** TO DO **
Find the string "placeholder" in the records. Copy each line that has it.

** SOURCE MATERIAL **
= = =
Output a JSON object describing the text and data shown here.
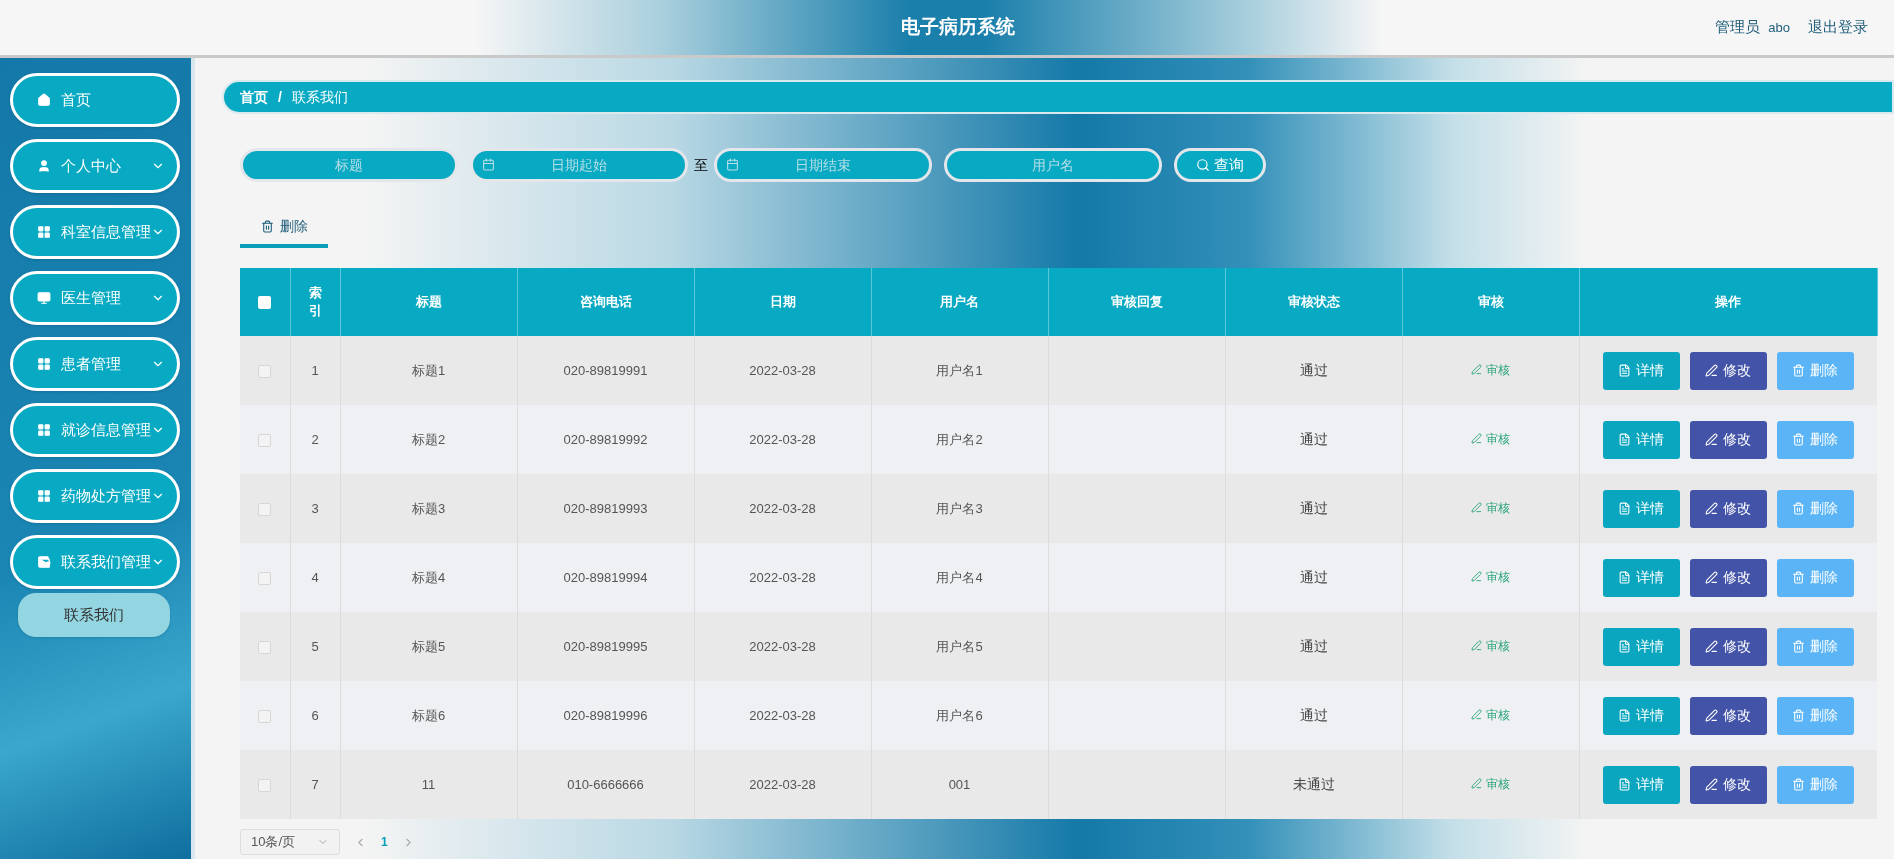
{
  "header": {
    "title": "电子病历系统",
    "role": "管理员",
    "username": "abo",
    "logout": "退出登录"
  },
  "sidebar": {
    "items": [
      {
        "label": "首页",
        "expandable": false
      },
      {
        "label": "个人中心",
        "expandable": true
      },
      {
        "label": "科室信息管理",
        "expandable": true
      },
      {
        "label": "医生管理",
        "expandable": true
      },
      {
        "label": "患者管理",
        "expandable": true
      },
      {
        "label": "就诊信息管理",
        "expandable": true
      },
      {
        "label": "药物处方管理",
        "expandable": true
      },
      {
        "label": "联系我们管理",
        "expandable": true,
        "children": [
          {
            "label": "联系我们",
            "selected": true
          }
        ]
      }
    ]
  },
  "breadcrumb": {
    "items": [
      "首页",
      "联系我们"
    ],
    "separator": "/"
  },
  "search": {
    "fields": [
      {
        "kind": "text",
        "placeholder": "标题"
      },
      {
        "kind": "date",
        "placeholder": "日期起始"
      },
      {
        "kind": "range",
        "label": "至"
      },
      {
        "kind": "date",
        "placeholder": "日期结束"
      },
      {
        "kind": "text",
        "placeholder": "用户名"
      }
    ],
    "button": "查询"
  },
  "toolbar": {
    "tabs": [
      {
        "label": "删除",
        "selected": true
      }
    ]
  },
  "table": {
    "select_all": {
      "checked": false
    },
    "columns": [
      "索引",
      "标题",
      "咨询电话",
      "日期",
      "用户名",
      "审核回复",
      "审核状态",
      "审核",
      "操作"
    ],
    "rows": [
      {
        "checked": false,
        "cells": [
          "1",
          "标题1",
          "020-89819991",
          "2022-03-28",
          "用户名1",
          "",
          "通过"
        ],
        "audit": "审核",
        "actions": [
          "详情",
          "修改",
          "删除"
        ]
      },
      {
        "checked": false,
        "cells": [
          "2",
          "标题2",
          "020-89819992",
          "2022-03-28",
          "用户名2",
          "",
          "通过"
        ],
        "audit": "审核",
        "actions": [
          "详情",
          "修改",
          "删除"
        ]
      },
      {
        "checked": false,
        "cells": [
          "3",
          "标题3",
          "020-89819993",
          "2022-03-28",
          "用户名3",
          "",
          "通过"
        ],
        "audit": "审核",
        "actions": [
          "详情",
          "修改",
          "删除"
        ]
      },
      {
        "checked": false,
        "cells": [
          "4",
          "标题4",
          "020-89819994",
          "2022-03-28",
          "用户名4",
          "",
          "通过"
        ],
        "audit": "审核",
        "actions": [
          "详情",
          "修改",
          "删除"
        ]
      },
      {
        "checked": false,
        "cells": [
          "5",
          "标题5",
          "020-89819995",
          "2022-03-28",
          "用户名5",
          "",
          "通过"
        ],
        "audit": "审核",
        "actions": [
          "详情",
          "修改",
          "删除"
        ]
      },
      {
        "checked": false,
        "cells": [
          "6",
          "标题6",
          "020-89819996",
          "2022-03-28",
          "用户名6",
          "",
          "通过"
        ],
        "audit": "审核",
        "actions": [
          "详情",
          "修改",
          "删除"
        ]
      },
      {
        "checked": false,
        "cells": [
          "7",
          "11",
          "010-6666666",
          "2022-03-28",
          "001",
          "",
          "未通过"
        ],
        "audit": "审核",
        "actions": [
          "详情",
          "修改",
          "删除"
        ]
      }
    ]
  },
  "pagination": {
    "page_size": "10条/页",
    "pages": [
      {
        "label": "1",
        "selected": true
      }
    ]
  }
}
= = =
** TASK SOLUTION **
        "placeholder": "标题"
        "placeholder": "日期起始"
        "placeholder": "日期结束"
        "placeholder": "用户名"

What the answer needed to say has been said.